We took Clash of the Titans (2010) for a spin and the Canton revels in the movie’s mixture of breathless action and grandiose dialogue. During the scene in which Perseus’s crew is attacked by massive scorpions, the Movie 130 reproduces the effects with pleasing crispness, creating a spacious soundstage in which individual elements are given plenty of room to breathe. Rear effects fire into the room with great timing, steering between speakers smoothly.

The system is tonally consistent and the subwoofer interacts seamlessly with the satellites, giving the soundstage the requisite sense of unity.
Canton Movie 130
We’re particularly impressed by its presentation of high-frequency detail. The delicate crunch of gravel beneath the warriors’ feet, the light chink of metal armour and the swishing of scorpion tails all sound wonderfully crisp and airy, backed up by solid midrange frequencies.

This keeps dialogue right at the forefront even in the midst of a furious action scene, helping you keep up with vital plot points. And during the film’s more contemplative scenes, this clearly-voiced speech is supported by delightful background details and a silky-sounding score.

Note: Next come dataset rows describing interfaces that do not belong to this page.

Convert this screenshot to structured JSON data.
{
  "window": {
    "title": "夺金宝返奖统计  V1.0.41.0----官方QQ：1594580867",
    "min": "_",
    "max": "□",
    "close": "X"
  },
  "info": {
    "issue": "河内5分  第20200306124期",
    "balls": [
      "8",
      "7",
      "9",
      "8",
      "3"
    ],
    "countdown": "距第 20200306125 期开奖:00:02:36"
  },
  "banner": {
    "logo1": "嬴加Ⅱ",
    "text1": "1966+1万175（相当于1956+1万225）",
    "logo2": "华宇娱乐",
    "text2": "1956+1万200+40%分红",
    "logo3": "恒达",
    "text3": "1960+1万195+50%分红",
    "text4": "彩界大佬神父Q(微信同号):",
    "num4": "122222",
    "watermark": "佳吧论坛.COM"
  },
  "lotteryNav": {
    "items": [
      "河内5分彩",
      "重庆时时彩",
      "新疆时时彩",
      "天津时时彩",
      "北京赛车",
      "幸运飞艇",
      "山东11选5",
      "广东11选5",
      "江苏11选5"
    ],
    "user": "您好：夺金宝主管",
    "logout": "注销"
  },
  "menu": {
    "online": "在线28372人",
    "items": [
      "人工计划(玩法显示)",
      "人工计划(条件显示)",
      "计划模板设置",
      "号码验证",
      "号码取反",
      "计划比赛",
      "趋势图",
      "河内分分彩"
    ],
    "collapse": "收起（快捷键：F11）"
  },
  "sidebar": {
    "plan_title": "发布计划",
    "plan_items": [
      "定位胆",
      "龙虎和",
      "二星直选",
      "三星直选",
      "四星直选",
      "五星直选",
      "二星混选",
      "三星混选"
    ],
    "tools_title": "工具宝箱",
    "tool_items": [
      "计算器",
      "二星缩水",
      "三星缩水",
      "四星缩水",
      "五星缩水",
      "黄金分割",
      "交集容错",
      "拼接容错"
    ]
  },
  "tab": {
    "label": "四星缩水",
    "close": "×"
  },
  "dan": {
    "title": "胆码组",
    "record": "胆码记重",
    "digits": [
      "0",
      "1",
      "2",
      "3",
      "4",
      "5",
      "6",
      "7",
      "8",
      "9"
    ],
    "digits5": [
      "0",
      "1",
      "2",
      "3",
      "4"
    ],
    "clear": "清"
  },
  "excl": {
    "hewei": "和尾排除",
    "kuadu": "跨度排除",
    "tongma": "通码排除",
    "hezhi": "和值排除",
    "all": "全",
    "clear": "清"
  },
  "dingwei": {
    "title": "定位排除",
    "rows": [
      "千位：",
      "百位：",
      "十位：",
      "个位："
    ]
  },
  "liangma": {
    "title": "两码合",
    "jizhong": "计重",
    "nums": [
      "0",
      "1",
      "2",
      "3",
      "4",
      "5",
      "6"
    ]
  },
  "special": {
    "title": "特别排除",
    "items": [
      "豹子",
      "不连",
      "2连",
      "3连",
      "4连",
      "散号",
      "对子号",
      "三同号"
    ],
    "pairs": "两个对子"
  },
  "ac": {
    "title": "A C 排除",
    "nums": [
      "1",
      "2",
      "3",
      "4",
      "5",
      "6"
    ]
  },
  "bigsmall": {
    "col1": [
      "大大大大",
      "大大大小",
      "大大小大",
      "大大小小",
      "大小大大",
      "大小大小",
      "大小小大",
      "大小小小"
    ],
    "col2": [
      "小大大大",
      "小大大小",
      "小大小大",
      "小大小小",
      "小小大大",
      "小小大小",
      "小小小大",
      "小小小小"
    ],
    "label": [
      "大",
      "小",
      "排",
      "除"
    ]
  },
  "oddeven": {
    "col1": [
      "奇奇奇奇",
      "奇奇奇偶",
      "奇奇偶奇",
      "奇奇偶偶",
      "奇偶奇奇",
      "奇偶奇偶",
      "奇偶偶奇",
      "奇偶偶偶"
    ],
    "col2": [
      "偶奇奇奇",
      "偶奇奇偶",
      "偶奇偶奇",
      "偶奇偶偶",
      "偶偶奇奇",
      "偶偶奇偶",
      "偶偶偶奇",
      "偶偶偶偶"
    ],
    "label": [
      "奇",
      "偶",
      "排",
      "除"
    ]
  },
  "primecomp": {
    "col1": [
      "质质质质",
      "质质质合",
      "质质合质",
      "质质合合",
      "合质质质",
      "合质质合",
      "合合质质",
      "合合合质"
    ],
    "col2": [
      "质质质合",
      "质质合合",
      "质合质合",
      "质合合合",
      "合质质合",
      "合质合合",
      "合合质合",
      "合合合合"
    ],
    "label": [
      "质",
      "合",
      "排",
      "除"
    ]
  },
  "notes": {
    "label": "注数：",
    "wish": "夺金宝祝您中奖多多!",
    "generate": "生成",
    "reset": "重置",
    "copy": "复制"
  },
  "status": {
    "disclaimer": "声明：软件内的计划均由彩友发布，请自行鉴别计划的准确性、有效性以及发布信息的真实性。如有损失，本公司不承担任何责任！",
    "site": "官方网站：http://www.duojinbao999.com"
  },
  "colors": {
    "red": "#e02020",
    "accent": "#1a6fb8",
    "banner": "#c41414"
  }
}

But it’s at the other end of the sonic spectrum where the Canton’s weakness lies. While the subwoofer is capable of relaying scorpion footsteps with a decent amount of punch, it’s not as enthusiastic or fulsome as we hoped. We had to crank the level fairly high to get it involved and even then it couldn’t muster the thunder of rival systems. That goes for the system as a whole – its polite and polished sound is very enjoyable, but if you’re looking for pure exhilaration and formidable firepower then you might be advised to audition systems like the Roth OLi 10 or the Wharfedale DX-1 HCP.

In most respects the Canton Movie 130 is a worthy successor to the Movie 125 MX, matching its predecessor’s stylish design, exemplary build quality and sparky, detailed sound. But a little of the older system’s power and authority has gone out of the window, resulting in a sound that’s never anything less than enjoyable but lacks the dramatic punch that really gets the pulse racing.

Trusted Score

rating-star rating-star rating-star rating-star rating-star

Score in detail

  • Performance 8
  • Features 8
  • Value 8
  • Sound Quality 8
  • Design 9


3D Ready No
Number of Speakers 6
Supported Channels 5.1
DVD Player No
Blu-ray player No
Audio Processing No
Dolby Digital No
Dolby Pro Logic II No
Dolby TrueHD No
DTS Master Audio HD No


HDMI Input No
HDMI Output No
Microphone No
Composite Video In No
Component Video In No
Component Video Out No
S/PDIF Optical In No
S/PDIF Coax In No
Subwoofer Out No
Stereo Line In Yes (on sub)
Stereo Line Out No
iPod Dock No
Power (Watt) 120 (sub)W

Physical Specifications

Height (Millimeter) 115mm
Width (Millimeter) 90mm
Depth (Millimeter) 100mm
Weight (Gram) 800g

Why trust our journalism?

Founded in 2004, Trusted Reviews exists to give our readers thorough, unbiased and independent advice on what to buy.

Today, we have millions of users a month from around the world, and assess more than 1,000 products a year.

author icon

Editorial independence

Editorial independence means being able to give an unbiased verdict about a product or company, with the avoidance of conflicts of interest. To ensure this is possible, every member of the editorial staff follows a clear code of conduct.

author icon

Professional conduct

We also expect our journalists to follow clear ethical standards in their work. Our staff members must strive for honesty and accuracy in everything they do. We follow the IPSO Editors’ code of practice to underpin these standards.